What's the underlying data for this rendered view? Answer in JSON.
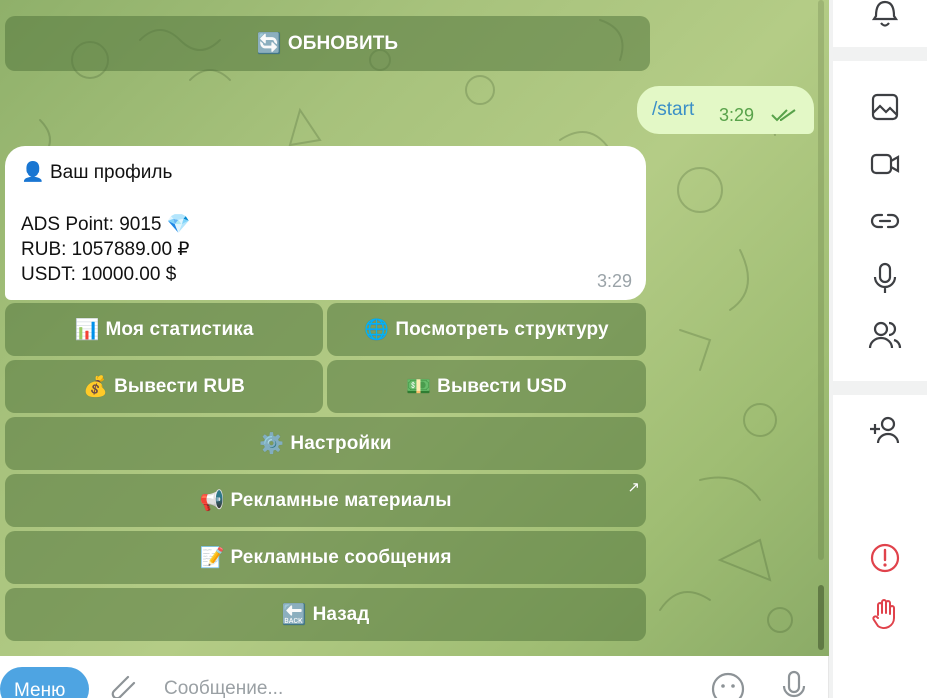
{
  "chat": {
    "refresh_button": {
      "emoji": "🔄",
      "label": "ОБНОВИТЬ"
    },
    "outgoing": {
      "text": "/start",
      "time": "3:29"
    },
    "profile": {
      "title_emoji": "👤",
      "title": "Ваш профиль",
      "ads_point": "ADS Point: 9015",
      "ads_emoji": "💎",
      "rub": "RUB: 1057889.00 ₽",
      "usdt": "USDT: 10000.00 $",
      "time": "3:29"
    },
    "keyboard": [
      {
        "emoji": "📊",
        "label": "Моя статистика"
      },
      {
        "emoji": "🌐",
        "label": "Посмотреть структуру"
      },
      {
        "emoji": "💰",
        "label": "Вывести RUB"
      },
      {
        "emoji": "💵",
        "label": "Вывести USD"
      },
      {
        "emoji": "⚙️",
        "label": "Настройки"
      },
      {
        "emoji": "📢",
        "label": "Рекламные материалы",
        "arrow": "↗"
      },
      {
        "emoji": "📝",
        "label": "Рекламные сообщения"
      },
      {
        "emoji": "🔙",
        "label": "Назад"
      }
    ]
  },
  "input": {
    "menu_label": "Меню",
    "placeholder": "Сообщение..."
  },
  "colors": {
    "accent": "#4ea4e2",
    "icon": "#3d3f43",
    "danger": "#e0424b",
    "outgoing_bg": "#e3f8c6"
  }
}
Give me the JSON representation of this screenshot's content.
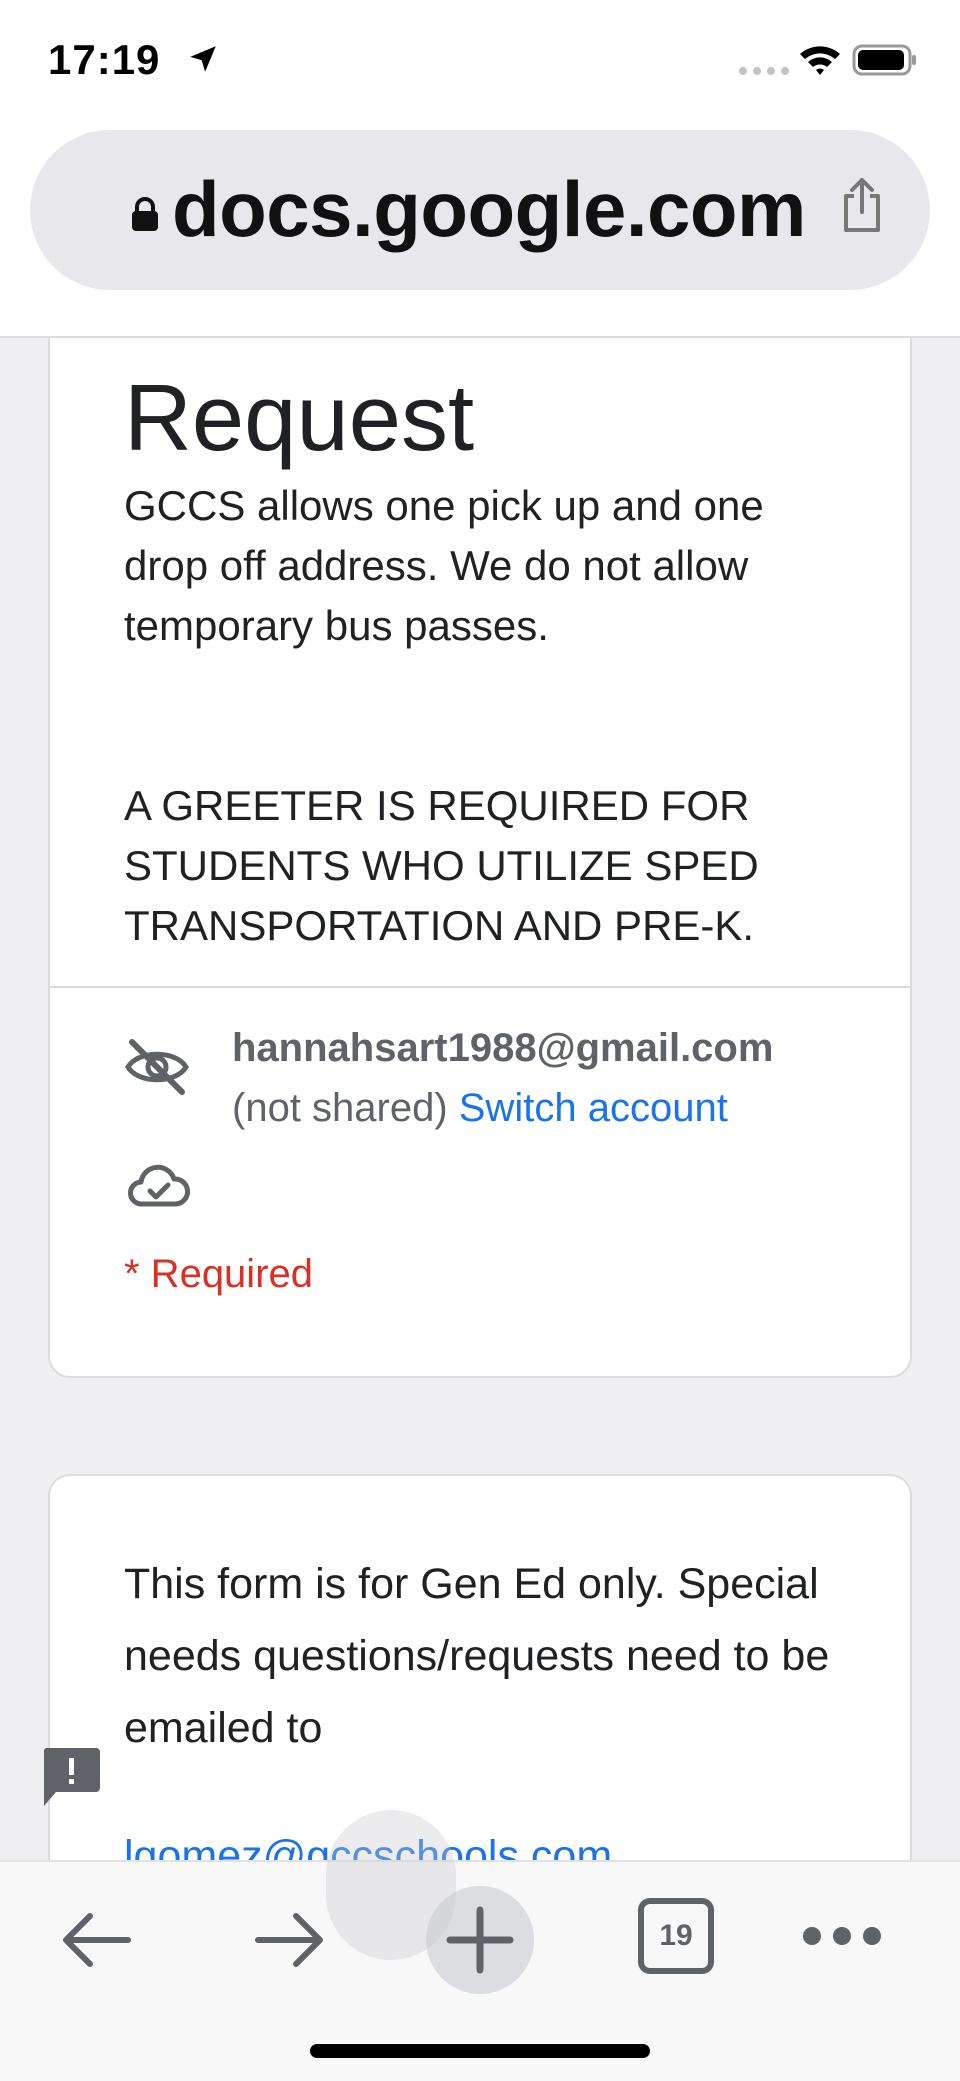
{
  "status_bar": {
    "time": "17:19"
  },
  "browser": {
    "url": "docs.google.com",
    "tab_count": "19"
  },
  "form": {
    "title": "Request",
    "description_1": "GCCS allows one pick up and one drop off address.  We do not allow temporary bus passes.",
    "description_2": "A GREETER IS REQUIRED FOR STUDENTS WHO UTILIZE SPED TRANSPORTATION AND PRE-K.",
    "account": {
      "email": "hannahsart1988@gmail.com",
      "not_shared": "(not shared)",
      "switch_label": "Switch account"
    },
    "required_label": "* Required"
  },
  "section2": {
    "text": "This form is for Gen Ed only. Special needs questions/requests need to be emailed to",
    "link_partial": "lgomez@gccschools.com"
  },
  "icons": {
    "location": "location-arrow-icon",
    "signal": "cellular-signal-icon",
    "wifi": "wifi-icon",
    "battery": "battery-icon",
    "lock": "lock-icon",
    "share": "share-icon",
    "eye_off": "eye-off-icon",
    "cloud_check": "cloud-check-icon",
    "feedback": "feedback-icon",
    "back": "back-arrow-icon",
    "forward": "forward-arrow-icon",
    "new_tab": "plus-icon",
    "more": "more-dots-icon"
  },
  "colors": {
    "link": "#1a73e8",
    "required": "#d93025",
    "page_bg": "#f0f0f3"
  }
}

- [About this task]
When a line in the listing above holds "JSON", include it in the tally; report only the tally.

- [Exercise result]
2